[Excerpts from an interface dataset]
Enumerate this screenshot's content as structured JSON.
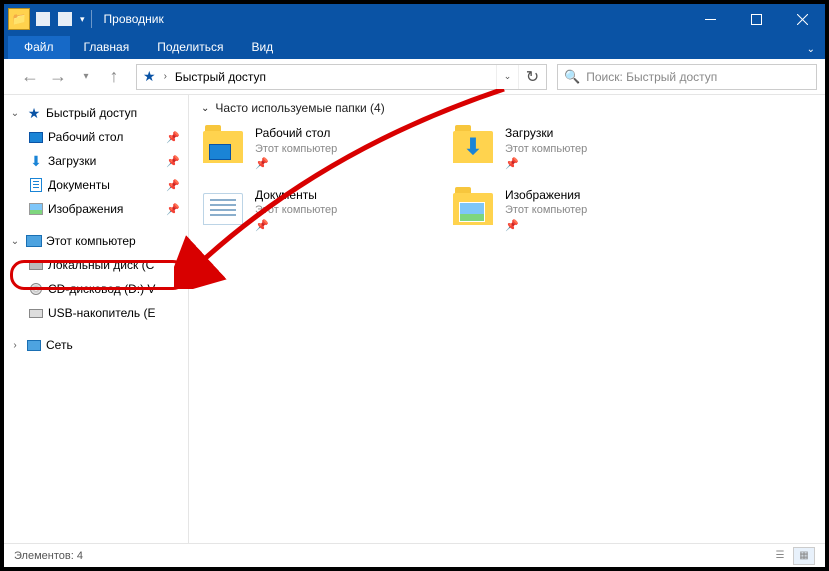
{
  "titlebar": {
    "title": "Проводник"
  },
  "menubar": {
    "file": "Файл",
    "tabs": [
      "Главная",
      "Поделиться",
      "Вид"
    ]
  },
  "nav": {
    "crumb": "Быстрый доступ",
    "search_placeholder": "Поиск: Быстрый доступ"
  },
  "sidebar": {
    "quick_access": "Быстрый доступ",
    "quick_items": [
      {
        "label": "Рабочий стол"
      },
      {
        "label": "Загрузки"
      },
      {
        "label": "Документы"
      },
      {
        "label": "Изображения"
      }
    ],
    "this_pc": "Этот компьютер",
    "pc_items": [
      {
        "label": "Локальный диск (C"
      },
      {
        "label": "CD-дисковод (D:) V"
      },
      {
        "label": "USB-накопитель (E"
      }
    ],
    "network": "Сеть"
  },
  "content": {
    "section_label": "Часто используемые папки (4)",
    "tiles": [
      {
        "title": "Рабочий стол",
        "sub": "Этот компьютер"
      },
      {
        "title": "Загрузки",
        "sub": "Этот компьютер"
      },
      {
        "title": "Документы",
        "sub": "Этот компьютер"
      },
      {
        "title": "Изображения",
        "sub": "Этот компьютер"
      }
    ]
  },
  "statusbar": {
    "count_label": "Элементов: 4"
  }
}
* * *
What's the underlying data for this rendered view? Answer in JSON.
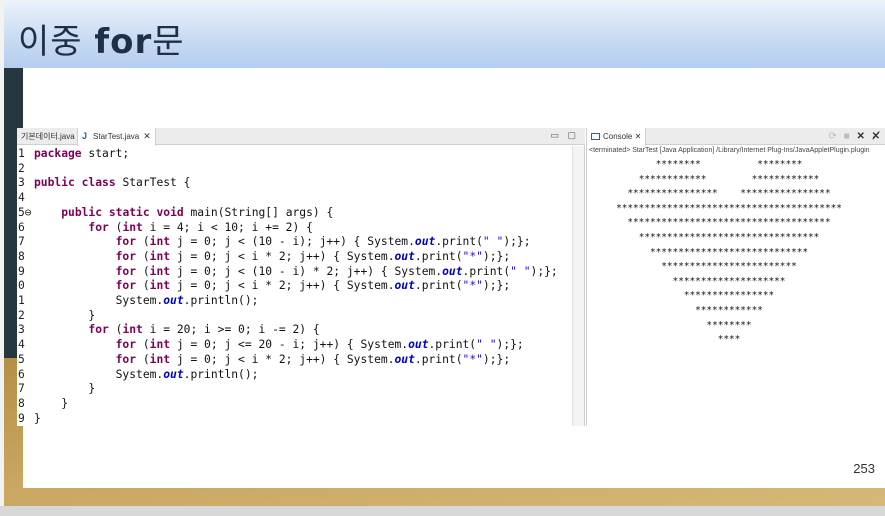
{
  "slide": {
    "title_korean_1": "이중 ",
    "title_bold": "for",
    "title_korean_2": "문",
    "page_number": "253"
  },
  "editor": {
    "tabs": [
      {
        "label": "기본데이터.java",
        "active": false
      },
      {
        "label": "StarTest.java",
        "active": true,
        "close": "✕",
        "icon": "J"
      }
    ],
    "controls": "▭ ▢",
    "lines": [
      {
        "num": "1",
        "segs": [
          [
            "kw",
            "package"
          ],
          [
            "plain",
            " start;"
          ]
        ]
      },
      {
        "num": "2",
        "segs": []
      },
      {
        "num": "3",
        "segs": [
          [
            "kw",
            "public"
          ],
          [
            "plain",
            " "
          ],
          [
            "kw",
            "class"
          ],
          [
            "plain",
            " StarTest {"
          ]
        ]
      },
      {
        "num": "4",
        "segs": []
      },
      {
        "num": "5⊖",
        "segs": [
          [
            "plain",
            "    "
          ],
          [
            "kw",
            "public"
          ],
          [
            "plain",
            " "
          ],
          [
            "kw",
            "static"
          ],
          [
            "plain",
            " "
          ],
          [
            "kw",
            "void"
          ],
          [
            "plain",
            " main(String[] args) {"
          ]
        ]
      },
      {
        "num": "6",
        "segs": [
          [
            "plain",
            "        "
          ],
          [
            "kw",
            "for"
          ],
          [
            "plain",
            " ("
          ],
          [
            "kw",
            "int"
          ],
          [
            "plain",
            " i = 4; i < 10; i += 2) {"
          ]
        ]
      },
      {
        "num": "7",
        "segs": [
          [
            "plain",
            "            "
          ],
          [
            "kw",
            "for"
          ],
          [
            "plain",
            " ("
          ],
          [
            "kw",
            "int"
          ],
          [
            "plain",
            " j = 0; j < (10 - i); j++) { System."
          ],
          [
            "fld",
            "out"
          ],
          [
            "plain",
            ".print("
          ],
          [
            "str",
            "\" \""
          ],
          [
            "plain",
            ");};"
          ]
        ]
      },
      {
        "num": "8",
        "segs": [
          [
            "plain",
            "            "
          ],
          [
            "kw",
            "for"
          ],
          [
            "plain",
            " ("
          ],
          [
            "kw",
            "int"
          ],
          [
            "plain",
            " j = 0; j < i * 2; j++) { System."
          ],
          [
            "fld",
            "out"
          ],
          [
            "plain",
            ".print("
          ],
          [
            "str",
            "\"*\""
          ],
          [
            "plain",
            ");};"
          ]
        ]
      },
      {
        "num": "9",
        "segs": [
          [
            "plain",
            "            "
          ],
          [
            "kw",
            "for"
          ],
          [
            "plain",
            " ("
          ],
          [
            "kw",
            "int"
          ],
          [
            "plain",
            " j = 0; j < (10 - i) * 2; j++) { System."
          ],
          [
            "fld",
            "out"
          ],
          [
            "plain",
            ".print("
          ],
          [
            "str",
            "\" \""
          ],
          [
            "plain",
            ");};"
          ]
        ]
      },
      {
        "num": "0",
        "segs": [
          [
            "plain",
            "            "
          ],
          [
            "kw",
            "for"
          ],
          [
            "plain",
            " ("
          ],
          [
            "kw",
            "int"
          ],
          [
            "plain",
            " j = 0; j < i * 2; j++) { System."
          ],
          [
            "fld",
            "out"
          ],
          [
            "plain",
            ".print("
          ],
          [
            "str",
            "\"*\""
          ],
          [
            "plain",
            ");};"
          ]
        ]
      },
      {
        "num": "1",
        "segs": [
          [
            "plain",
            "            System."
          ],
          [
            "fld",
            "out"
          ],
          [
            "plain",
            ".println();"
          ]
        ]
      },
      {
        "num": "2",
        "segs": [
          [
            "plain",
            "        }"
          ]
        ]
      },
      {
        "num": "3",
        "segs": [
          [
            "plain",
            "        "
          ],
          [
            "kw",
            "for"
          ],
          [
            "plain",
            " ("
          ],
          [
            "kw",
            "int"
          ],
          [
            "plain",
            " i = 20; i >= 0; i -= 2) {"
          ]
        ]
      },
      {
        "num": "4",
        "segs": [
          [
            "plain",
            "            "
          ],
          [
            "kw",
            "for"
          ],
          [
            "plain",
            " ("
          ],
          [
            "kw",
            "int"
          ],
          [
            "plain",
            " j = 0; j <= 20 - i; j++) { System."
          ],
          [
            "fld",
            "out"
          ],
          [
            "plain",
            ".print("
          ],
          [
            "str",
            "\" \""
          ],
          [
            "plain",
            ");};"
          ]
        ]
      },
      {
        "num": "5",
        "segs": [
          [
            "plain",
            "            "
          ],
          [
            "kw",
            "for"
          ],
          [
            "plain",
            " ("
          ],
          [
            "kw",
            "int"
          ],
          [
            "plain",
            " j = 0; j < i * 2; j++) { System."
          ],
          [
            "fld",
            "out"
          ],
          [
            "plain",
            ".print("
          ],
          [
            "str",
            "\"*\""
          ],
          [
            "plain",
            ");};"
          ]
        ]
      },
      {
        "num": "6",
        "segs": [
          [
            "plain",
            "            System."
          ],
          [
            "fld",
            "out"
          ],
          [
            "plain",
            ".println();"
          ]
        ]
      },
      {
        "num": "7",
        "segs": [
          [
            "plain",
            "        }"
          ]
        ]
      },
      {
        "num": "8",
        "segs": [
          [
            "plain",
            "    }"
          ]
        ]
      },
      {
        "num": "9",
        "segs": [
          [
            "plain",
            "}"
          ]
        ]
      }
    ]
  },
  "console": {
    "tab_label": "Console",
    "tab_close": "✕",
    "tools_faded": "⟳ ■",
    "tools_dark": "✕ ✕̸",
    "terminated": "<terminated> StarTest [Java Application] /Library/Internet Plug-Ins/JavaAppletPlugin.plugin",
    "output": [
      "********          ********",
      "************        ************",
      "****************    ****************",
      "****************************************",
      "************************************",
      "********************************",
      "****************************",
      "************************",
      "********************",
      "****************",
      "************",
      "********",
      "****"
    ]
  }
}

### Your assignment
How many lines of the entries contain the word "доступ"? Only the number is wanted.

### Answer for the task
3